PROBLEM STATEMENT: Go through the data below. List every line that holds the word "لوحة".

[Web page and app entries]

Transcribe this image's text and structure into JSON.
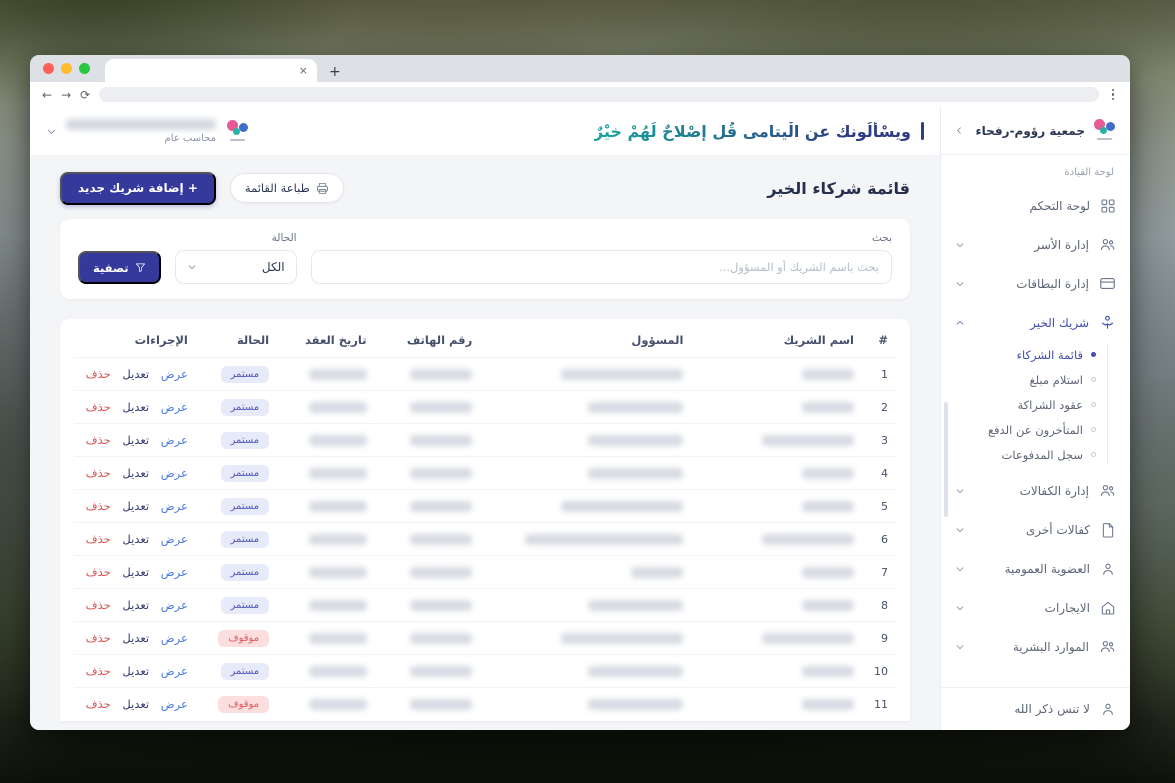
{
  "theme": {
    "primary": "#34399b",
    "accent_teal": "#1ba09a",
    "status_continuing_text": "#4f57ba",
    "status_continuing_bg": "#e7eaf9",
    "status_stopped_text": "#df5a5a",
    "status_stopped_bg": "#fbdedd"
  },
  "browser": {
    "new_tab": "+",
    "close_tab": "×",
    "back": "←",
    "forward": "→",
    "reload": "⟳"
  },
  "header": {
    "verse": "ويسْألُونك عن الْيتامى قُل إصْلاحٌ لَهُمْ خيْرٌ",
    "user_role": "محاسب عام"
  },
  "sidebar": {
    "org_name": "جمعية رؤوم-رفحاء",
    "section_label": "لوحة القيادة",
    "dashboard_label": "لوحة التحكم",
    "items": [
      {
        "label": "إدارة الأسر"
      },
      {
        "label": "إدارة البطاقات"
      },
      {
        "label": "شريك الخير"
      },
      {
        "label": "إدارة الكفالات"
      },
      {
        "label": "كفالات أخرى"
      },
      {
        "label": "العضوية العمومية"
      },
      {
        "label": "الايجارات"
      },
      {
        "label": "الموارد البشرية"
      }
    ],
    "submenu": [
      {
        "label": "قائمة الشركاء"
      },
      {
        "label": "استلام مبلغ"
      },
      {
        "label": "عقود الشراكة"
      },
      {
        "label": "المتأخرون عن الدفع"
      },
      {
        "label": "سجل المدفوعات"
      }
    ],
    "footer_label": "لا تنس ذكر الله"
  },
  "page": {
    "title": "قائمة شركاء الخير",
    "print_label": "طباعة القائمة",
    "add_label": "+ إضافة شريك جديد"
  },
  "filters": {
    "search_label": "بحث",
    "search_placeholder": "بحث باسم الشريك أو المسؤول...",
    "status_label": "الحالة",
    "status_value": "الكل",
    "filter_label": "تصفية"
  },
  "table": {
    "columns": [
      "#",
      "اسم الشريك",
      "المسؤول",
      "رقم الهاتف",
      "تاريخ العقد",
      "الحالة",
      "الإجراءات"
    ],
    "actions": [
      "عرض",
      "تعديل",
      "حذف"
    ],
    "status_labels": {
      "continuing": "مستمر",
      "stopped": "موقوف"
    },
    "rows": [
      {
        "num": "1",
        "status": "مستمر",
        "state": "ok"
      },
      {
        "num": "2",
        "status": "مستمر",
        "state": "ok"
      },
      {
        "num": "3",
        "status": "مستمر",
        "state": "ok"
      },
      {
        "num": "4",
        "status": "مستمر",
        "state": "ok"
      },
      {
        "num": "5",
        "status": "مستمر",
        "state": "ok"
      },
      {
        "num": "6",
        "status": "مستمر",
        "state": "ok"
      },
      {
        "num": "7",
        "status": "مستمر",
        "state": "ok"
      },
      {
        "num": "8",
        "status": "مستمر",
        "state": "ok"
      },
      {
        "num": "9",
        "status": "موقوف",
        "state": "stopped"
      },
      {
        "num": "10",
        "status": "مستمر",
        "state": "ok"
      },
      {
        "num": "11",
        "status": "موقوف",
        "state": "stopped"
      }
    ]
  }
}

ANSWER TO THE PROBLEM:
    "section_label": "لوحة القيادة",
    "dashboard_label": "لوحة التحكم",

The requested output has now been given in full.